RVP calls on Wayne Rooney to stay put
Robin van Persie has urged his Manchester United team-mate Wayne Rooney to remain at Old Trafford.
Rooney’s future has been unclear for some time, with former United manager Sir Alex Ferguson claiming in May that the England international had asked to leave the club for the second time.
Chelsea are desperate to land the forward this summer, although they have so far had two bids rejected for the player by the Red Devils.
But Van Persie, who arrived at Old Trafford from Arsenal last year, is hopeful that Rooney can sort out his problems and get back to his best this season, after struggling at times last term.
“Everyone wants Wayne to stay and deep down I think he feels the same,” Van Persie told The Sun. “One of the reasons I joined Manchester United was to play with Wayne.
“I hope he stays. Not only is he a great goalscorer, he does so much work across the pitch. He hates to lose - that's why you see him one minute pressing for goal, the next minute defending ferociously. He is an asset to any team. He will come good again. He is a strong lad.''
Despite currently struggling with a shoulder problem, Rooney has been selected in England’s squad for their friendly with Scotland on Wednesday.
However, United boss David Moyes has moved to calm fears regarding the former Everton player’s fitness.

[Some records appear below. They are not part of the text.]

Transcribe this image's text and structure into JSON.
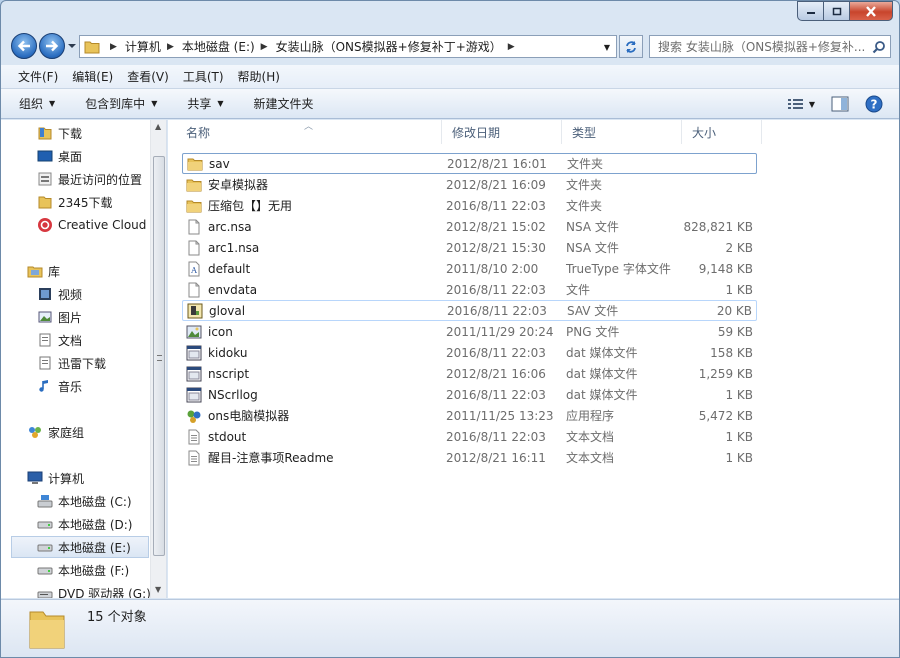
{
  "window": {
    "controls": {
      "minimize": "minimize",
      "maximize": "maximize",
      "close": "close"
    }
  },
  "address": {
    "crumbs": [
      "计算机",
      "本地磁盘 (E:)",
      "女装山脉（ONS模拟器+修复补丁+游戏）"
    ],
    "search_placeholder": "搜索 女装山脉（ONS模拟器+修复补..."
  },
  "menu": [
    "文件(F)",
    "编辑(E)",
    "查看(V)",
    "工具(T)",
    "帮助(H)"
  ],
  "commands": {
    "organize": "组织",
    "include_library": "包含到库中",
    "share": "共享",
    "new_folder": "新建文件夹"
  },
  "nav": {
    "favorites": [
      {
        "label": "下载",
        "icon": "folder-icon"
      },
      {
        "label": "桌面",
        "icon": "desktop-icon"
      },
      {
        "label": "最近访问的位置",
        "icon": "recent-places-icon"
      },
      {
        "label": "2345下载",
        "icon": "folder-icon"
      },
      {
        "label": "Creative Cloud",
        "icon": "creative-cloud-icon"
      }
    ],
    "libraries": {
      "label": "库",
      "items": [
        "视频",
        "图片",
        "文档",
        "迅雷下载",
        "音乐"
      ]
    },
    "homegroup": "家庭组",
    "computer": {
      "label": "计算机",
      "drives": [
        "本地磁盘 (C:)",
        "本地磁盘 (D:)",
        "本地磁盘 (E:)",
        "本地磁盘 (F:)",
        "DVD 驱动器 (G:)"
      ]
    },
    "selected": "本地磁盘 (E:)"
  },
  "columns": {
    "name": "名称",
    "date": "修改日期",
    "type": "类型",
    "size": "大小"
  },
  "files": [
    {
      "name": "sav",
      "date": "2012/8/21 16:01",
      "type": "文件夹",
      "size": "",
      "icon": "folder"
    },
    {
      "name": "安卓模拟器",
      "date": "2012/8/21 16:09",
      "type": "文件夹",
      "size": "",
      "icon": "folder"
    },
    {
      "name": "压缩包【】无用",
      "date": "2016/8/11 22:03",
      "type": "文件夹",
      "size": "",
      "icon": "folder"
    },
    {
      "name": "arc.nsa",
      "date": "2012/8/21 15:02",
      "type": "NSA 文件",
      "size": "828,821 KB",
      "icon": "file"
    },
    {
      "name": "arc1.nsa",
      "date": "2012/8/21 15:30",
      "type": "NSA 文件",
      "size": "2 KB",
      "icon": "file"
    },
    {
      "name": "default",
      "date": "2011/8/10 2:00",
      "type": "TrueType 字体文件",
      "size": "9,148 KB",
      "icon": "font"
    },
    {
      "name": "envdata",
      "date": "2016/8/11 22:03",
      "type": "文件",
      "size": "1 KB",
      "icon": "file"
    },
    {
      "name": "gloval",
      "date": "2016/8/11 22:03",
      "type": "SAV 文件",
      "size": "20 KB",
      "icon": "sav"
    },
    {
      "name": "icon",
      "date": "2011/11/29 20:24",
      "type": "PNG 文件",
      "size": "59 KB",
      "icon": "image"
    },
    {
      "name": "kidoku",
      "date": "2016/8/11 22:03",
      "type": "dat 媒体文件",
      "size": "158 KB",
      "icon": "dat"
    },
    {
      "name": "nscript",
      "date": "2012/8/21 16:06",
      "type": "dat 媒体文件",
      "size": "1,259 KB",
      "icon": "dat"
    },
    {
      "name": "NScrllog",
      "date": "2016/8/11 22:03",
      "type": "dat 媒体文件",
      "size": "1 KB",
      "icon": "dat"
    },
    {
      "name": "ons电脑模拟器",
      "date": "2011/11/25 13:23",
      "type": "应用程序",
      "size": "5,472 KB",
      "icon": "exe"
    },
    {
      "name": "stdout",
      "date": "2016/8/11 22:03",
      "type": "文本文档",
      "size": "1 KB",
      "icon": "text"
    },
    {
      "name": "醒目-注意事项Readme",
      "date": "2012/8/21 16:11",
      "type": "文本文档",
      "size": "1 KB",
      "icon": "text"
    }
  ],
  "status": {
    "count": "15 个对象"
  }
}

“I had a long conversation with [England manager] Roy [Hodgson] about it last week,'' Moyes told MUTV. “Wayne has had a shoulder injury. He has been sore with it, which has meant he has not been able to have any contact, so he hasn't trained with us [the first team].

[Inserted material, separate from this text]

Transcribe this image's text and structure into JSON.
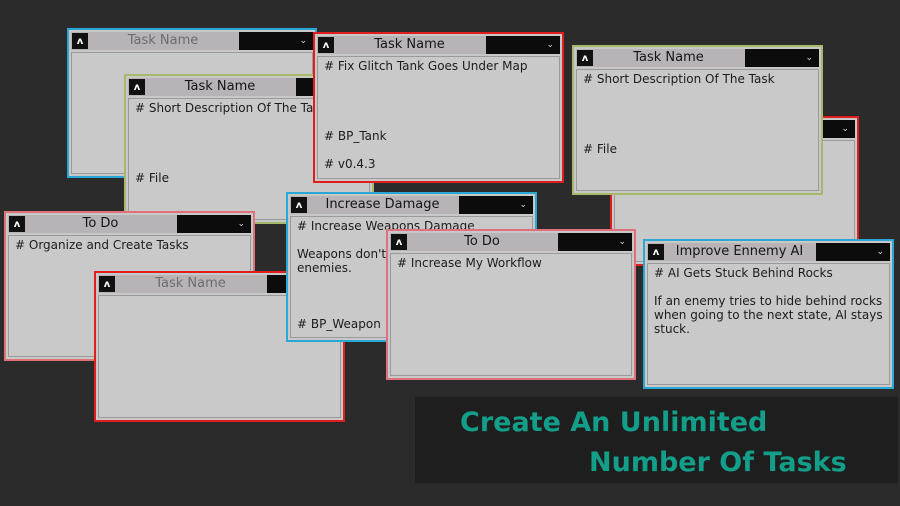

“He has trained a little bit with the reserves as a non-contact player, a floating player, so at least he got a little bit of football work. He trained with the first team today [Saturday] and he did a bit of extra work, so he is probably more likely to be ready for England than he will be for us.
“You've got to remember he has had no football practice. I explained all this and I would only expect Roy to play him for a short time.''
Information from the Press Association was used in this report